### AIM OF THE TASK
Your task is to give the number of lines below that contain "datasets". Give no other text.

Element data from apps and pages
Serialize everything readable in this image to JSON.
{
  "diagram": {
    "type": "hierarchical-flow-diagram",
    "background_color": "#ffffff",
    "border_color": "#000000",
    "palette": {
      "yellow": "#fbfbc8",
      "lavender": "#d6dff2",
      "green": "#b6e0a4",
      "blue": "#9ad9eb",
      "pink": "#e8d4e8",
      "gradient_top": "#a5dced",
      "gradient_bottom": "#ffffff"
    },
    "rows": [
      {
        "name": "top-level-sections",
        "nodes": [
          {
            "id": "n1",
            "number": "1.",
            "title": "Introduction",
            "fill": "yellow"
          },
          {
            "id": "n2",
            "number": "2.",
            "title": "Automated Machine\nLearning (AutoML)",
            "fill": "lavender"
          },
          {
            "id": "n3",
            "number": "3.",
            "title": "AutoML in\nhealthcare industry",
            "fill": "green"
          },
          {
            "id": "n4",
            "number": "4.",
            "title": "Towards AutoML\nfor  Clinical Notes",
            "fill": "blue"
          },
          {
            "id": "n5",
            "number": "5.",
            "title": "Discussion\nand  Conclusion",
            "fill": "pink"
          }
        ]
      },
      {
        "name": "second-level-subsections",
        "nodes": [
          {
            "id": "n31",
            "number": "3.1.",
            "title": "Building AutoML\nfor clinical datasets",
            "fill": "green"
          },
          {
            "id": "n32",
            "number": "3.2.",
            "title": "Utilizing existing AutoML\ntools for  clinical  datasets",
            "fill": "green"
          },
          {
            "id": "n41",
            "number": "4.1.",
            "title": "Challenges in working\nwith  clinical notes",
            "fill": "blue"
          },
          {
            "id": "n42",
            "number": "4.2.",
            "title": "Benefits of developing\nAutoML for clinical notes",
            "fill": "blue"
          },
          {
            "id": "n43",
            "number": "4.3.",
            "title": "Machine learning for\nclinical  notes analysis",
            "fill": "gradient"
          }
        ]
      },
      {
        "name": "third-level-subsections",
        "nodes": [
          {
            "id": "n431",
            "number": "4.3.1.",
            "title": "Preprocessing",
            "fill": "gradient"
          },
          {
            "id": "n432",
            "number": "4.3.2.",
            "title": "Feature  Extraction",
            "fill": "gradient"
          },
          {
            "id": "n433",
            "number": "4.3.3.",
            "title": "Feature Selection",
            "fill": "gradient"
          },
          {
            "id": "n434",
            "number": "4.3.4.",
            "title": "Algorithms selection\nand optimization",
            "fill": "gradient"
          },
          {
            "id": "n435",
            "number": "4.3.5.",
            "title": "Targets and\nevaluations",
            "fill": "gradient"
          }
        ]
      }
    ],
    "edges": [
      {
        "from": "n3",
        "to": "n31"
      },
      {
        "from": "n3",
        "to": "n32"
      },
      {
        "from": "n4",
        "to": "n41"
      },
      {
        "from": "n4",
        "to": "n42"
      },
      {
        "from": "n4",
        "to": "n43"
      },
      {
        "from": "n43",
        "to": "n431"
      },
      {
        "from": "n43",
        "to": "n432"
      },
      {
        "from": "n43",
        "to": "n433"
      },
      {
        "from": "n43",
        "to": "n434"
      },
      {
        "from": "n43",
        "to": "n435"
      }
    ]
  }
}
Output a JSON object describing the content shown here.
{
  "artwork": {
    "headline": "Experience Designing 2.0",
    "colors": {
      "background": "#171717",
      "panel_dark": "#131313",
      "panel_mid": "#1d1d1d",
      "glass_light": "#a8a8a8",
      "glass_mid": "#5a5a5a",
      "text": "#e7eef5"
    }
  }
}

### WRITTEN ANSWER
2